  3. 3. Student activities/ guidance Teachers give students a topic to research. Teachers then review (with the students) the definition of plagiarism and the consequences of the action. They should also remind students of the proper ways to paraphrase and document sources. Assessment Students answer the essential question: ♦ How can I paraphrase information correctly? Related resources and tutorials Search engine ♦ Bing ◊ ♦ Bing Users Guide: How to use Bing ◊ Plagiarism ♦ Plagiarism ◊ ♦ ClassZone ◊ content=avoid_plagiarism&state=none Note-taking ♦ Microsoft Office OneNote ◊ ♦ Education World ◊ Citing sources ♦ Citation Machine ◊ ♦ The Purdue Online Writing Lab (OWL) ◊ ♦ Tutorial on using the Reference feature in Microsoft Office Word 2007 ◊ For ideas and guidelines ♦ See the “Mechanics of effective searching” lesson plans. ♦ See the “Validity” lesson plans. ♦ See the “Citing web sources” lesson plans.

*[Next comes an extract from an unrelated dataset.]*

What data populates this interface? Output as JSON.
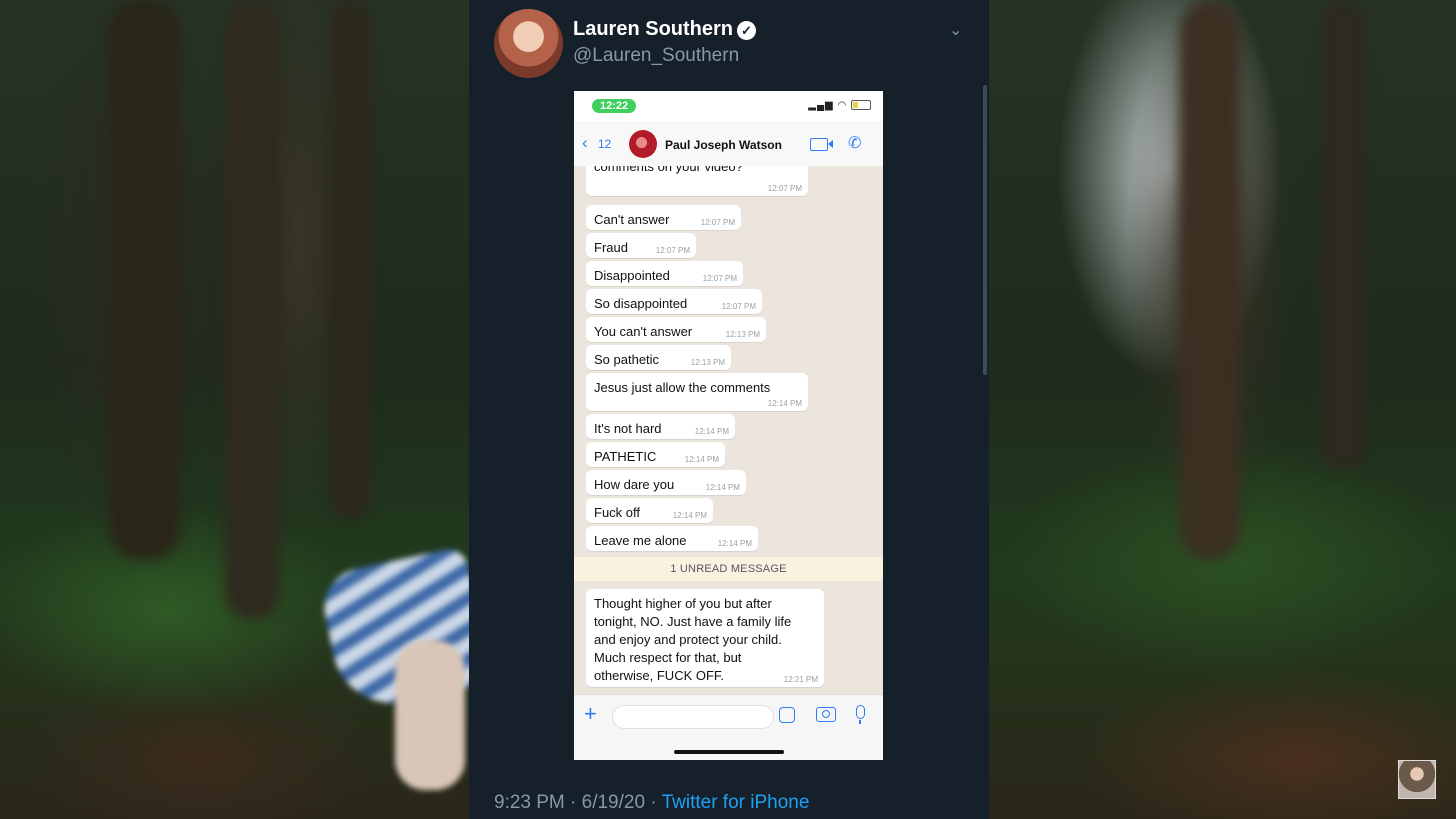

  4. 4. Closure and reflection Questions for closure and student reflection when reviewing student activity/learning: ♦ Is this format for note-taking similar to your personal format for note-taking? ♦ How is this similar or different? ♦ What would be the best way to compile your notes for a research project? ♦ How will taking paraphrased notes assist in writing your report? Teacher reflection questions ♦ Ask students to reflect upon their own work and the work of the group. ♦ Were there any unforeseen management issues? ♦ Will students be able to complete this type of lesson more independently next time? ♦ What brief review will be provided to the students? Supplementary materials ♦ “Plagiarism – Teacher demo – Intermediate” ♦ “Plagiarism – Teacher demo – Beginner” Visit us on the web at Microsoft, Bing, Internet Explorer, OneNote, SkyDrive, and Windows Live are trademarks of the Microsoft group of companies. The names of actual companies and products mentioned herein may be the trademarks of their respective owners. © 2010 Microsoft Corporation. All rights reserved.